**Task requirements:**
This exercise calls for every line of the data below with the string "background" in it.

(Collected data)
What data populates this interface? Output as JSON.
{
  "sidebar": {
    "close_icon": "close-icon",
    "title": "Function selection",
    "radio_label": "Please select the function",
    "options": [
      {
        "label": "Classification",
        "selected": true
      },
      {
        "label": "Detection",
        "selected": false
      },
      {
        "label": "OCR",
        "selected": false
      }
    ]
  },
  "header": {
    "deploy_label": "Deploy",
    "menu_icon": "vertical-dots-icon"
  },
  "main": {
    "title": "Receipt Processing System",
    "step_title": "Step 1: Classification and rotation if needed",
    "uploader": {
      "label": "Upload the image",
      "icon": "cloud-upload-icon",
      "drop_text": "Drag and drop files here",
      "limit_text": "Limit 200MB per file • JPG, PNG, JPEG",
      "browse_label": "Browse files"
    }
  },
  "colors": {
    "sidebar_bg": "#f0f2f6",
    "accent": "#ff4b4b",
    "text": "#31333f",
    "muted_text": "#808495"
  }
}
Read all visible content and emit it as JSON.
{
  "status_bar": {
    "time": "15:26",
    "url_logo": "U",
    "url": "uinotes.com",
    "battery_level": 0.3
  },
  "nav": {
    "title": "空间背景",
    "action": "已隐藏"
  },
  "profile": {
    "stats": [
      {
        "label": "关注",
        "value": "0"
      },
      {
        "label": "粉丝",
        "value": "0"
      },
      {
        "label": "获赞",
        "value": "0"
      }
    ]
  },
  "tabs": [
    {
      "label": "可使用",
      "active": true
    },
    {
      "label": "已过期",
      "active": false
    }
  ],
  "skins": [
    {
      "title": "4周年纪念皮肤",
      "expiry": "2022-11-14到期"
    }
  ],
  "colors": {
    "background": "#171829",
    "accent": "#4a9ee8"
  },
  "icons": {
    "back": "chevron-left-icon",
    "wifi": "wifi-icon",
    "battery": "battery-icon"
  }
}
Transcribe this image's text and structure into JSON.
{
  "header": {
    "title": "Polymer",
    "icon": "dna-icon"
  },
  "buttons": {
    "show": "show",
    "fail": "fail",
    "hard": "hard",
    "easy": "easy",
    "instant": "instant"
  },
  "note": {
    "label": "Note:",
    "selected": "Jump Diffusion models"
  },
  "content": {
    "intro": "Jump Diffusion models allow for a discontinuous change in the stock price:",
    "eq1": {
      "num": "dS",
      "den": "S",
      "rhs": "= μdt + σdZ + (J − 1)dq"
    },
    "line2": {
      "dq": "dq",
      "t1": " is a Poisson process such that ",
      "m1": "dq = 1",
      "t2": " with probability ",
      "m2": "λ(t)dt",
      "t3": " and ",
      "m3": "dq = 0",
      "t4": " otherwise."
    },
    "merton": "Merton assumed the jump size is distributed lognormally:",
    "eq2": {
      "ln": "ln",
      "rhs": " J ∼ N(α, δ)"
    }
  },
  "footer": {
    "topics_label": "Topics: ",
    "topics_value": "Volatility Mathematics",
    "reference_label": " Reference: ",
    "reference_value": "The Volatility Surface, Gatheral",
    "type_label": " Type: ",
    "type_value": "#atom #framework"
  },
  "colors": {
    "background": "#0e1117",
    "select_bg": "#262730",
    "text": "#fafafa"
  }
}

**Answer space:**
    "background": "#171829",
    "background": "#0e1117",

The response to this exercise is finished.